Exercise materials.
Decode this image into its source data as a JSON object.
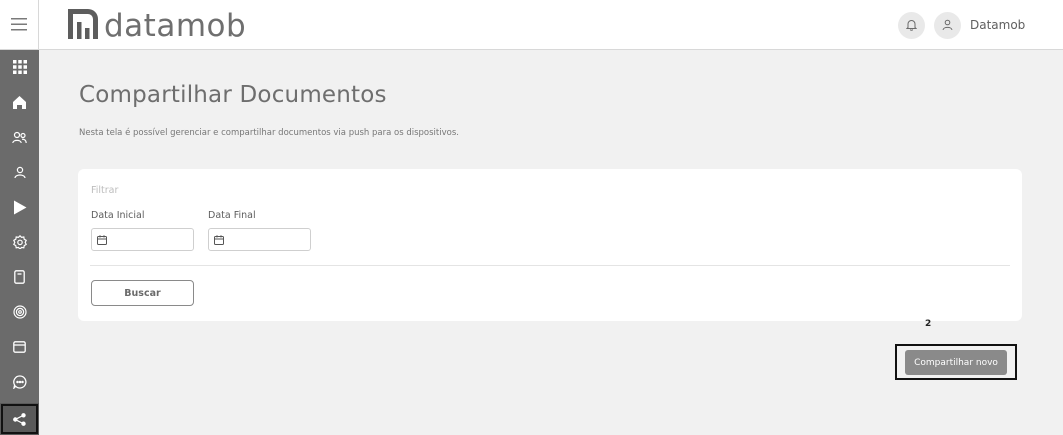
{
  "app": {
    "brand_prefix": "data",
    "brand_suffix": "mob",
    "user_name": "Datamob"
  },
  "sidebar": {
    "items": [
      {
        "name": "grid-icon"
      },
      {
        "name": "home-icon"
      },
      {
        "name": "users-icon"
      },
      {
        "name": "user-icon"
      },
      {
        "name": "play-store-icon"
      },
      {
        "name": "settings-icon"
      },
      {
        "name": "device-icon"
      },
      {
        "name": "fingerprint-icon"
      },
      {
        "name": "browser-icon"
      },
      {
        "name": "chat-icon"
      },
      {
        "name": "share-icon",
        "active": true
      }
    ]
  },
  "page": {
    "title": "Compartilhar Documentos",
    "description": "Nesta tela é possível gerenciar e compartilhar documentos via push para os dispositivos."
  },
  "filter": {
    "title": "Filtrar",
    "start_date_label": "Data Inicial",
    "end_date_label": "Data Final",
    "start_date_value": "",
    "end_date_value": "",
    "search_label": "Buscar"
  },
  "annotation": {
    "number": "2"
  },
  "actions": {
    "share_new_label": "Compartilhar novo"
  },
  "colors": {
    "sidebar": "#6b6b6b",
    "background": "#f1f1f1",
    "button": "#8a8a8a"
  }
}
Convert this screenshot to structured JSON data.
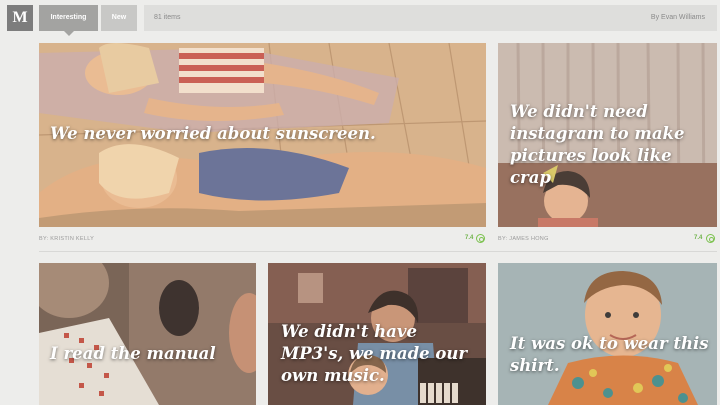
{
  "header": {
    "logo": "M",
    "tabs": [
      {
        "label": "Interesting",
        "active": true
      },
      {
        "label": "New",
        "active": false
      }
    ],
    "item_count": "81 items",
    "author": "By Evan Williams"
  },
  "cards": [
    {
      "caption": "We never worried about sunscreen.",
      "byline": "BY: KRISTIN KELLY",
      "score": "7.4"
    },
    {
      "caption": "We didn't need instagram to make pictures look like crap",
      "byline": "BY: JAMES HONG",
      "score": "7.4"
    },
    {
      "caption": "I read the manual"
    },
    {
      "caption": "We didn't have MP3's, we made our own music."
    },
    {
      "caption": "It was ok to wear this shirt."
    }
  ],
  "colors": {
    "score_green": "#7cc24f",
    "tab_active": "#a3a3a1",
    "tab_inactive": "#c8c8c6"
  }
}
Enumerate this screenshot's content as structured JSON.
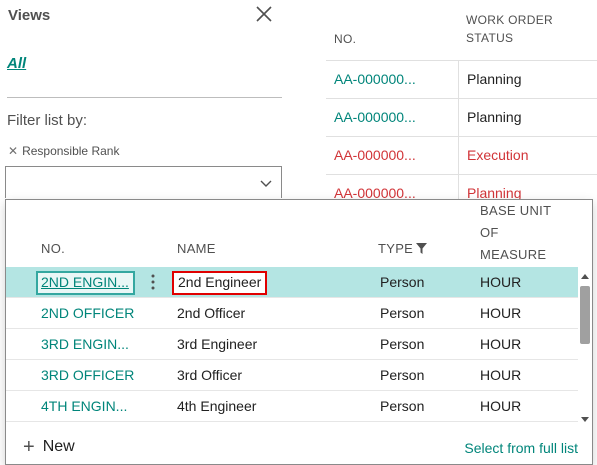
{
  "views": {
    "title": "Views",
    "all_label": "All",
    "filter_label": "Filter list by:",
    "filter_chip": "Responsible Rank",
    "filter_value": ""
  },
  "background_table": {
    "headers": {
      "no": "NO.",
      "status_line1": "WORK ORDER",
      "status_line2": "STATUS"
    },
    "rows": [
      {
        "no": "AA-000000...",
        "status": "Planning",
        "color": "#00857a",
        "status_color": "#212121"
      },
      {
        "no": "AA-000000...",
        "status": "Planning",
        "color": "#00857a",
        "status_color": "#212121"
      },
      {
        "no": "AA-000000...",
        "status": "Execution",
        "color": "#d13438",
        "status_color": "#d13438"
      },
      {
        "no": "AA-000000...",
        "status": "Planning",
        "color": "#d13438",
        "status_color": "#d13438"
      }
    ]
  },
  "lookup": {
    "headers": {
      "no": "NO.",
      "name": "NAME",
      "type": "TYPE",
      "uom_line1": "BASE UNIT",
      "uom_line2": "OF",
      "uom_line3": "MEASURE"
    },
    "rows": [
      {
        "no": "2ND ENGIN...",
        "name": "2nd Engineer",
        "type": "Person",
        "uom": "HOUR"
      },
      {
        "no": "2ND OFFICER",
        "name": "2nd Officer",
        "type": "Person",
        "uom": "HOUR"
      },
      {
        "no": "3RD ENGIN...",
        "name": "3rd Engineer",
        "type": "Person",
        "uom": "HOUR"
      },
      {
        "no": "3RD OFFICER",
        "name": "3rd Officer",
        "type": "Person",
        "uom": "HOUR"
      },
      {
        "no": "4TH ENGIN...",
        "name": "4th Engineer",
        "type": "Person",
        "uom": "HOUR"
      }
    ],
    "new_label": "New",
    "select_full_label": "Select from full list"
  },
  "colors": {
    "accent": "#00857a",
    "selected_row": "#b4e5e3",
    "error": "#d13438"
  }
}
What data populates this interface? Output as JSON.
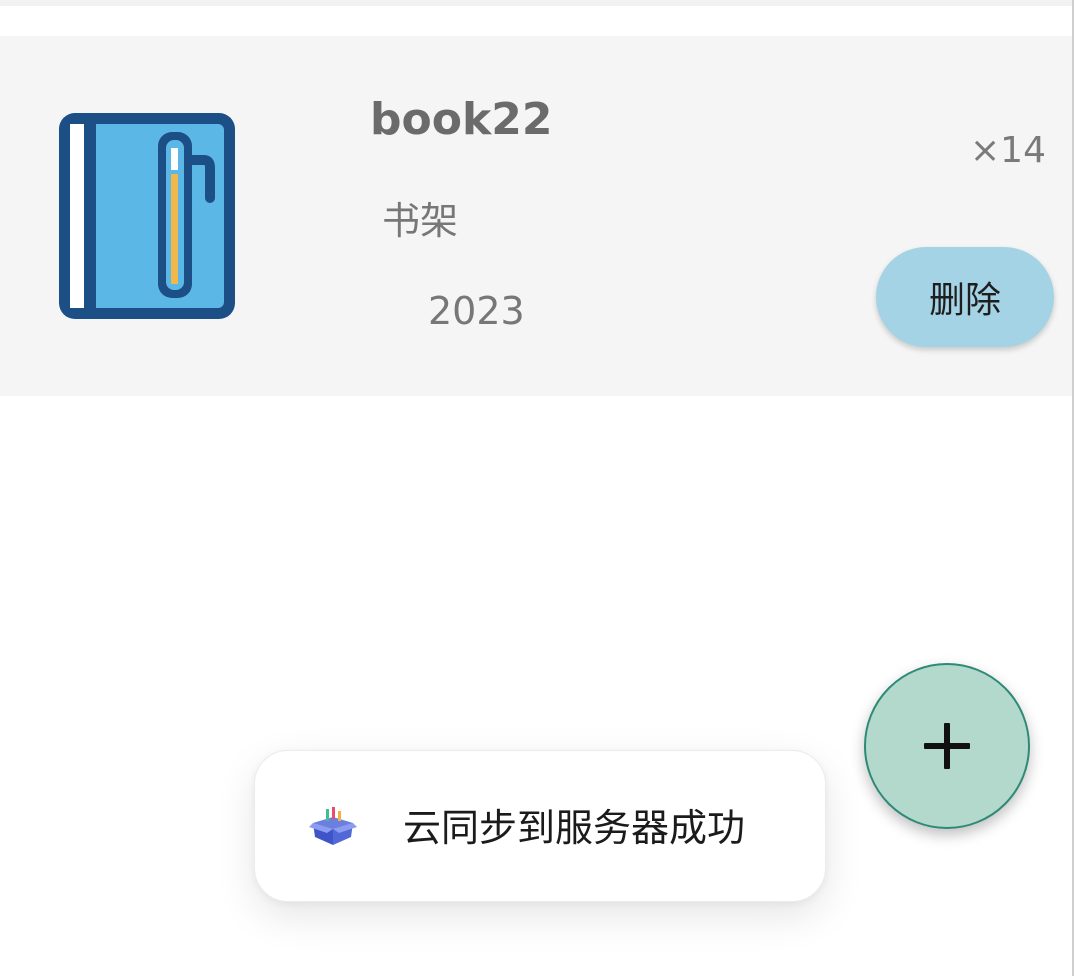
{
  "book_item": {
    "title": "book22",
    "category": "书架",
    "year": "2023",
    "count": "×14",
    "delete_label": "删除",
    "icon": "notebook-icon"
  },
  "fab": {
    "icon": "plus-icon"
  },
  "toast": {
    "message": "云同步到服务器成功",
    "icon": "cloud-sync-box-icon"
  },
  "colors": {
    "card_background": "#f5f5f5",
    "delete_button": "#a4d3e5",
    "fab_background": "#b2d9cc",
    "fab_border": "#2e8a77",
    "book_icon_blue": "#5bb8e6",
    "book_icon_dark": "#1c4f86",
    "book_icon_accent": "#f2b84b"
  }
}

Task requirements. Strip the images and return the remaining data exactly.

Written response.
Decode this image into its source data as a JSON object.
{
  "app": {
    "brand_prefix": "data",
    "brand_suffix": "mob",
    "user_name": "Datamob"
  },
  "sidebar": {
    "items": [
      {
        "name": "grid-icon"
      },
      {
        "name": "home-icon"
      },
      {
        "name": "users-icon"
      },
      {
        "name": "user-icon"
      },
      {
        "name": "play-store-icon"
      },
      {
        "name": "settings-icon"
      },
      {
        "name": "device-icon"
      },
      {
        "name": "fingerprint-icon"
      },
      {
        "name": "browser-icon"
      },
      {
        "name": "chat-icon"
      },
      {
        "name": "share-icon",
        "active": true
      }
    ]
  },
  "page": {
    "title": "Compartilhar Documentos",
    "description": "Nesta tela é possível gerenciar e compartilhar documentos via push para os dispositivos."
  },
  "filter": {
    "title": "Filtrar",
    "start_date_label": "Data Inicial",
    "end_date_label": "Data Final",
    "start_date_value": "",
    "end_date_value": "",
    "search_label": "Buscar"
  },
  "annotation": {
    "number": "2"
  },
  "actions": {
    "share_new_label": "Compartilhar novo"
  },
  "colors": {
    "sidebar": "#6b6b6b",
    "background": "#f1f1f1",
    "button": "#8a8a8a"
  }
}
Convert this screenshot to structured JSON data.
{
  "header": {
    "logo": "M",
    "tabs": [
      {
        "label": "Interesting",
        "active": true
      },
      {
        "label": "New",
        "active": false
      }
    ],
    "item_count": "81 items",
    "author": "By Evan Williams"
  },
  "cards": [
    {
      "caption": "We never worried about sunscreen.",
      "byline": "BY: KRISTIN KELLY",
      "score": "7.4"
    },
    {
      "caption": "We didn't need instagram to make pictures look like crap",
      "byline": "BY: JAMES HONG",
      "score": "7.4"
    },
    {
      "caption": "I read the manual"
    },
    {
      "caption": "We didn't have MP3's, we made our own music."
    },
    {
      "caption": "It was ok to wear this shirt."
    }
  ],
  "colors": {
    "score_green": "#7cc24f",
    "tab_active": "#a3a3a1",
    "tab_inactive": "#c8c8c6"
  }
}
Enumerate this screenshot's content as structured JSON.
{
  "views": {
    "title": "Views",
    "all_label": "All",
    "filter_label": "Filter list by:",
    "filter_chip": "Responsible Rank",
    "filter_value": ""
  },
  "background_table": {
    "headers": {
      "no": "NO.",
      "status_line1": "WORK ORDER",
      "status_line2": "STATUS"
    },
    "rows": [
      {
        "no": "AA-000000...",
        "status": "Planning",
        "color": "#00857a",
        "status_color": "#212121"
      },
      {
        "no": "AA-000000...",
        "status": "Planning",
        "color": "#00857a",
        "status_color": "#212121"
      },
      {
        "no": "AA-000000...",
        "status": "Execution",
        "color": "#d13438",
        "status_color": "#d13438"
      },
      {
        "no": "AA-000000...",
        "status": "Planning",
        "color": "#d13438",
        "status_color": "#d13438"
      }
    ]
  },
  "lookup": {
    "headers": {
      "no": "NO.",
      "name": "NAME",
      "type": "TYPE",
      "uom_line1": "BASE UNIT",
      "uom_line2": "OF",
      "uom_line3": "MEASURE"
    },
    "rows": [
      {
        "no": "2ND ENGIN...",
        "name": "2nd Engineer",
        "type": "Person",
        "uom": "HOUR"
      },
      {
        "no": "2ND OFFICER",
        "name": "2nd Officer",
        "type": "Person",
        "uom": "HOUR"
      },
      {
        "no": "3RD ENGIN...",
        "name": "3rd Engineer",
        "type": "Person",
        "uom": "HOUR"
      },
      {
        "no": "3RD OFFICER",
        "name": "3rd Officer",
        "type": "Person",
        "uom": "HOUR"
      },
      {
        "no": "4TH ENGIN...",
        "name": "4th Engineer",
        "type": "Person",
        "uom": "HOUR"
      }
    ],
    "new_label": "New",
    "select_full_label": "Select from full list"
  },
  "colors": {
    "accent": "#00857a",
    "selected_row": "#b4e5e3",
    "error": "#d13438"
  }
}
What data populates this interface? Output as JSON.
{
  "book_item": {
    "title": "book22",
    "category": "书架",
    "year": "2023",
    "count": "×14",
    "delete_label": "删除",
    "icon": "notebook-icon"
  },
  "fab": {
    "icon": "plus-icon"
  },
  "toast": {
    "message": "云同步到服务器成功",
    "icon": "cloud-sync-box-icon"
  },
  "colors": {
    "card_background": "#f5f5f5",
    "delete_button": "#a4d3e5",
    "fab_background": "#b2d9cc",
    "fab_border": "#2e8a77",
    "book_icon_blue": "#5bb8e6",
    "book_icon_dark": "#1c4f86",
    "book_icon_accent": "#f2b84b"
  }
}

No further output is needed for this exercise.